In the words of Michael Jordan, “Get the fundamentals down, and the level of everything you do will rise.” Abstract art, oil painting reproductions, impressionist artworks are all results of honing the fundamentals of art. They are the building blocks for creating any masterpiece. Without grasping the concept of basics, one can never reach the pinnacle.
The art fundamentals consist of form, anatomy, value, color, brushwork, composition, and perspective. They remain constant throughout different techniques and mediums, but the method of assimilating them might differ. Anyhow, understanding the application of these fundamentals and applying them through numerous art tools is paramount.
Let us understand the primary five fundamentals of art that should be imprinted in every artist’s mind:
Anatomy and Form
Anatomy refers to the practice of understanding the structural science of any living organism, particularly muscular and skeletal structures. The feathers of a bird, the paw of a cat, and a woman’s fingers are all anatomy’s parts. In artistic terms, it is the merger of art and science which results in a creative expression of the constructional form of life.
Forms involve the breaking down of three-dimensional structures into various shapes to paint them on a flat surface. For example, subjects like rivers or a sky are fragmented into squares, spheres, and cylinders which can simplify drawing them on paper. Shading, blending, and contouring are techniques that make painting these complex subjects possible.
The color theory of art stands for the way we see and comprehend color. These have three essential components: hues, saturation, and value. Hues are the different colors that an artist uses. Saturation is the intensity and vividness of the paint; a high saturated color is vivid, and a low saturated color is dull. Finally, value concerns the darkness and lightness of any color. High-value colors are light, while low-value colors are dark.
Furthermore, color blending and color combination is a significant part of producing good artwork. The combination should be harmonious and synchronized. The outcome of mixing varied colors should please the eyes. There should be a balance between contrast colors and a sense of understanding of how one color behaves concerning the other.
Composition is the arrangement of all the artistic elements unified and comprehensive to produce a counterbalanced final picture. The visual elements such as shape, line, color, texture, and value combine to form the final product or composition. Another significant factor that affects the decision is whether the subject would be in the background or the foreground.
To balance the symmetry of the artwork, consider the intersections of the painting into horizontal and vertical focal points. The size of the artwork should be in proportion with the quantity of the subjects. A perfectly polished artwork will still undermine the work if the composition is weak. Therefore, it needs a lot of practice to master the skill of design eventually exquisitely.
Brushstrokes decide the volume, texture, intensity, and depth of any painting. The background of a masterpiece requires smooth, blended brushstrokes, and straight, detailed brushwork is suitable for main subjects. Broken colors painted with scattered brush strokes are perfect for painting natural objects such as rivers or grass.

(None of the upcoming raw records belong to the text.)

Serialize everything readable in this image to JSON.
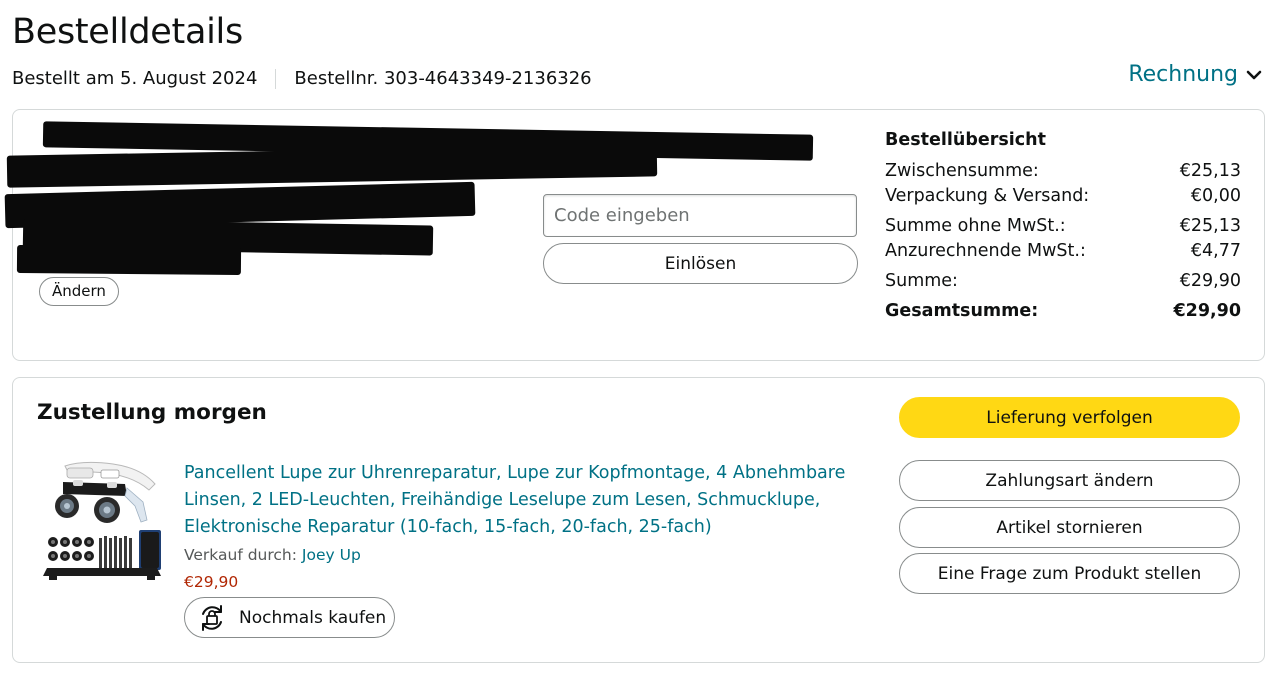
{
  "header": {
    "title": "Bestelldetails",
    "order_date": "Bestellt am 5. August 2024",
    "order_number": "Bestellnr. 303-4643349-2136326",
    "invoice_label": "Rechnung"
  },
  "payment": {
    "edit_label": "Ändern",
    "code_placeholder": "Code eingeben",
    "redeem_label": "Einlösen"
  },
  "summary": {
    "heading": "Bestellübersicht",
    "rows": [
      {
        "label": "Zwischensumme:",
        "value": "€25,13"
      },
      {
        "label": "Verpackung & Versand:",
        "value": "€0,00"
      },
      {
        "label": "Summe ohne MwSt.:",
        "value": "€25,13"
      },
      {
        "label": "Anzurechnende MwSt.:",
        "value": "€4,77"
      },
      {
        "label": "Summe:",
        "value": "€29,90"
      }
    ],
    "total": {
      "label": "Gesamtsumme:",
      "value": "€29,90"
    }
  },
  "delivery": {
    "title": "Zustellung morgen",
    "product": {
      "title": "Pancellent Lupe zur Uhrenreparatur, Lupe zur Kopfmontage, 4 Abnehmbare Linsen, 2 LED-Leuchten, Freihändige Leselupe zum Lesen, Schmucklupe, Elektronische Reparatur (10-fach, 15-fach, 20-fach, 25-fach)",
      "seller_prefix": "Verkauf durch:",
      "seller_name": "Joey Up",
      "price": "€29,90",
      "buy_again_label": "Nochmals kaufen"
    },
    "actions": {
      "track": "Lieferung verfolgen",
      "change_payment": "Zahlungsart ändern",
      "cancel": "Artikel stornieren",
      "ask": "Eine Frage zum Produkt stellen"
    }
  },
  "colors": {
    "link": "#007185",
    "price": "#b12704",
    "primary_button": "#ffd814",
    "border": "#d5d9d9"
  }
}
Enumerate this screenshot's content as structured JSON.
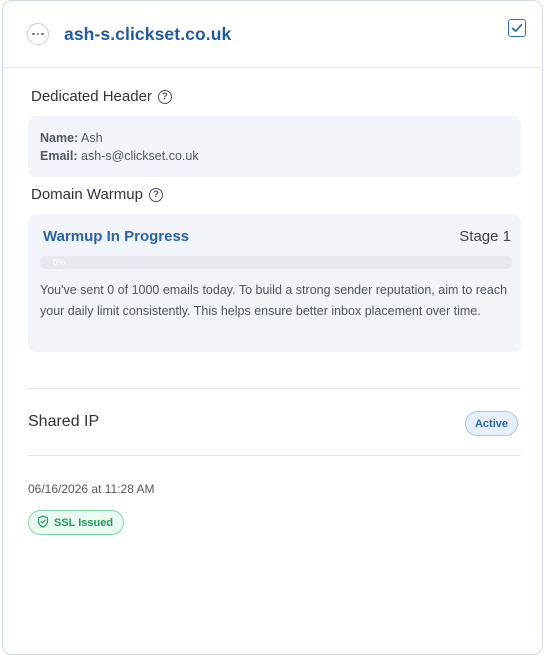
{
  "header": {
    "domain": "ash-s.clickset.co.uk",
    "more_icon": "ellipsis-icon",
    "check_icon": "checkbox-checked-icon"
  },
  "dedicated_header": {
    "title": "Dedicated Header",
    "help_icon": "help-icon",
    "name_label": "Name:",
    "name_value": "Ash",
    "email_label": "Email:",
    "email_value": "ash-s@clickset.co.uk"
  },
  "domain_warmup": {
    "title": "Domain Warmup",
    "help_icon": "help-icon",
    "status": "Warmup In Progress",
    "stage": "Stage 1",
    "progress": 0,
    "progress_label": "0%",
    "description": "You've sent 0 of 1000 emails today. To build a strong sender reputation, aim to reach your daily limit consistently. This helps ensure better inbox placement over time."
  },
  "shared_ip": {
    "label": "Shared IP",
    "badge": "Active"
  },
  "footer": {
    "timestamp": "06/16/2026 at 11:28 AM",
    "ssl_badge": "SSL Issued",
    "ssl_icon": "shield-check-icon"
  },
  "colors": {
    "accent": "#1f5aa6",
    "success": "#1f9a5a",
    "panel_bg": "#f1f5f9"
  }
}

Precise and short brush strokes are helpful when drawing an animal. Brush with sharp edges exudes a sense of energy and turbulence, and meetings with smooth edges carry a feeling of calm and smoothness. Vincent van Gogh, for example, used bold strokes to amplify the emotions of his subjects. Likewise, the brushstrokes of Pierre Auguste Renoir capture the movement of light in his painting.
Perspective is the ability to paint three-dimensional objects on a two-dimensional surface so that the distant objects appear closer and more petite. It is apt to capture the relative position, size, and impression of the thing.
Linear and atmospheric perspective are the two essential components of it. Linear perspective refers to drawing an imaginary line that converges at a point to determine the shape and positions of objects. This technique is most useful in architectural drawings.
Atmospheric perspective is the process of creating an illusion wherein the objects seem to recede into the distance. This illusion is created by stimulating changes in color and shape that are affected by the atmosphere. These changes are seen in the color saturation and value of the object, which fades as the distance increases.
The elements and fundamentals of art are the cornerstones of every painter’s artistic journey. Replica paintings at the 1st Art Gallery will give you some much-needed examples and references if you are a beginner. It is the world’s most prominent curator of handmade oil paintings and fine art reproductions. So pick up your canvas and brushes and gauge through the different artworks to better understand the fundamentals of art!